Kathryn Johnston: remember her name. Died at age 92. Survived the Great Depression, two World Wars, Jim Crow, and more. But she couldn’t survive corrupt and incompetent police. I’ve included information about her shooting below, but if you want the details, with citations, click here. It’s worth it. It’s truly unbelievable. The level of incompetence and corruption is in this story is simply amazing. You know that I try to keep things pretty positive on this blog, there’s so much negativity around the web. But all good people, regardless of your skin color or ethnic or racial background, need to be thoughtful, concerned, and actionable about foolishness like this.
Kathryn Johnston (June 26, 1914 – November 21, 2006) was an elderly Atlanta, Georgia, woman who was shot by undercover police officers in her home on Neal Street in northwest Atlanta on November 21, 2006, where she had lived for 17 years. Three officers had entered her home in what was later described as a ‘botched’ drug raid. Officers cut off burglar bars and broke down her door using a no-knock warrant. Police said Johnston fired at them and they fired in response; she fired one shot out the door over the officers’ heads and they fired 39 shots, five or six of which hit her. None of the officers were injured by her gunfire, but Johnston was killed by the officers. Police injuries were later attributed to “friendly fire” from each other’s weapons.
One of the officers planted marijuana in Johnston’s house after the shooting. Later investigations found that the paperwork stating that drugs present at Johnston’s house, which had been the basis for the raid, had been falsified. The officers later admitted to having lied when they submitted cocaine as evidence claiming that they had bought it at Johnston’s house. Three officers were tried for manslaughter and other charges surrounding falsification and were sentenced to ten, six, and five years.
My opinion on React World and why everyone needs to Calm Down
Ok, everyone needs to calm down and please do your research before jumping on the band-wagon of hate.

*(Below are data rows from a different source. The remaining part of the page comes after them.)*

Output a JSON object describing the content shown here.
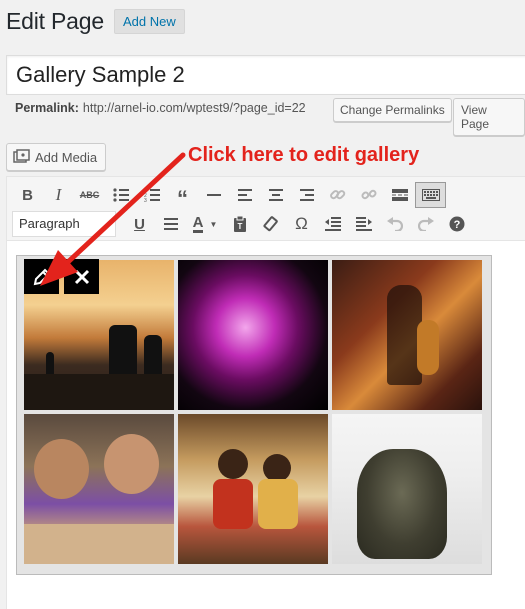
{
  "header": {
    "title": "Edit Page",
    "add_new": "Add New"
  },
  "post": {
    "title_value": "Gallery Sample 2"
  },
  "permalink": {
    "label": "Permalink:",
    "url": "http://arnel-io.com/wptest9/?page_id=22",
    "change_button": "Change Permalinks",
    "view_button": "View Page"
  },
  "media": {
    "add_media": "Add Media"
  },
  "callout": {
    "text": "Click here to edit gallery",
    "color": "#e3231c"
  },
  "toolbar": {
    "format_select": "Paragraph",
    "row1_icons": [
      "bold-icon",
      "italic-icon",
      "strikethrough-icon",
      "bullet-list-icon",
      "numbered-list-icon",
      "blockquote-icon",
      "horizontal-rule-icon",
      "align-left-icon",
      "align-center-icon",
      "align-right-icon",
      "link-icon",
      "unlink-icon",
      "read-more-icon",
      "toolbar-toggle-icon"
    ],
    "row2_icons": [
      "underline-icon",
      "justify-icon",
      "text-color-icon",
      "paste-text-icon",
      "clear-formatting-icon",
      "special-character-icon",
      "outdent-icon",
      "indent-icon",
      "undo-icon",
      "redo-icon",
      "help-icon"
    ]
  },
  "gallery": {
    "items": [
      "sunset-photo",
      "orchid-photo",
      "guitarist-photo",
      "family-photo",
      "women-photo",
      "statue-photo"
    ],
    "tools": [
      "edit-gallery-icon",
      "remove-gallery-icon"
    ]
  }
}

We’ll just jump right into things shall we. If you would like to take a look at what I’m talking about please watch the video http://bit.ly/reactworld
This is currently a very controversial a hot button topic. Please read to the end, I try to look at both sides of the debate.
The Fine Bros. are NOT trying to trademark/copyright reaction videos.. They’re trademarking their specific React series, which any, ANY producer does to their own content to ensure it is protected.
This is not an assumption. Here is a direct quote from the FBE Facebook page.
“We do not own the idea or copyright for reaction videos overall, nor did we ever say we did. You don’t need anyone’s permission to make these kinds of videos, and we’re not coming after anyone…
We are in no way claiming reaction content in general is our intellectual property.” (Fine Brothers Entertainment, Facebook, 29/01/16)
We’ll use the example they made in the video; the “Got Talent” franchise. ANYONE can still make a talent show and they can broadcast it on TV and post videos on the internet and it can be widely successful. But the trademark law enforces the following:
They can’t call it “___ Got Talent”, that’s trademarked. They can’t use the format of the show with the red Xs and other unique elements. You have to come up with something new.
The Fine Brothers are NOT trying to copyright reaction videos, if they were trying to do this they’d cease to exist as a company. Trademarking their series and licensing it out is a way to give other producers, world wide, the opportunity to create with their format, graphics and title and join an already successful franchise. And yes, you pass on commission to Fine Brothers Entertainment, but you’d expect to, wouldn’t you? You’re using their content, a show they created, and probably gaining some of their fan base along with getting marketing and ad support directly from FBE.
Here’s where I personally think it gets tricky with this particular circumstance. The shows are called, Kids React, Youtubers React, Elders React, etc. Unfortunately, these titles are simple English sentence syntax. If I filmed my nephew and his friends watching badminton for the first time and uploaded it, I wouldn’t think twice about calling it “Kids React to Badminton”. Which, would get me in trouble. If the FBE shows were called, for example, Action Reaction (just roll with it), this wouldn’t be an easy trap to fall into. You could upload your “Kids React to Badminton” and not be infringing on the FBE show “Kids on Action Reaction”.
This is where I believe the downfall occurs. It’s almost like a talent show trying to trademark the name “Talent Show” for themselves. They’re not trying to trademark all talent shows, just the name “Talent Show” which seems very dodgy.
So do they rename a show that has been successful for over five years, and was essentially TheFineBros call to fame? Who’s to say.
TO THE FINE BROS.
Please define your “React format” which you are referencing so much. Your only answer so far has been:
“Watch any of our series that is part of the React World license, that is the exact format. It’s not one or two elements, it’s all of the elements of the show all used in the same style and way.”
Not good enough. We’re talking about the copyright and trademark law here. You can’t be vague. You MUST define each element and have a written document defining specifically what your format is.
It’s not a perfect process, but with the feedback received I think they’re definitely looking at a more appropriate way to make React World happen, without hurting the little guy.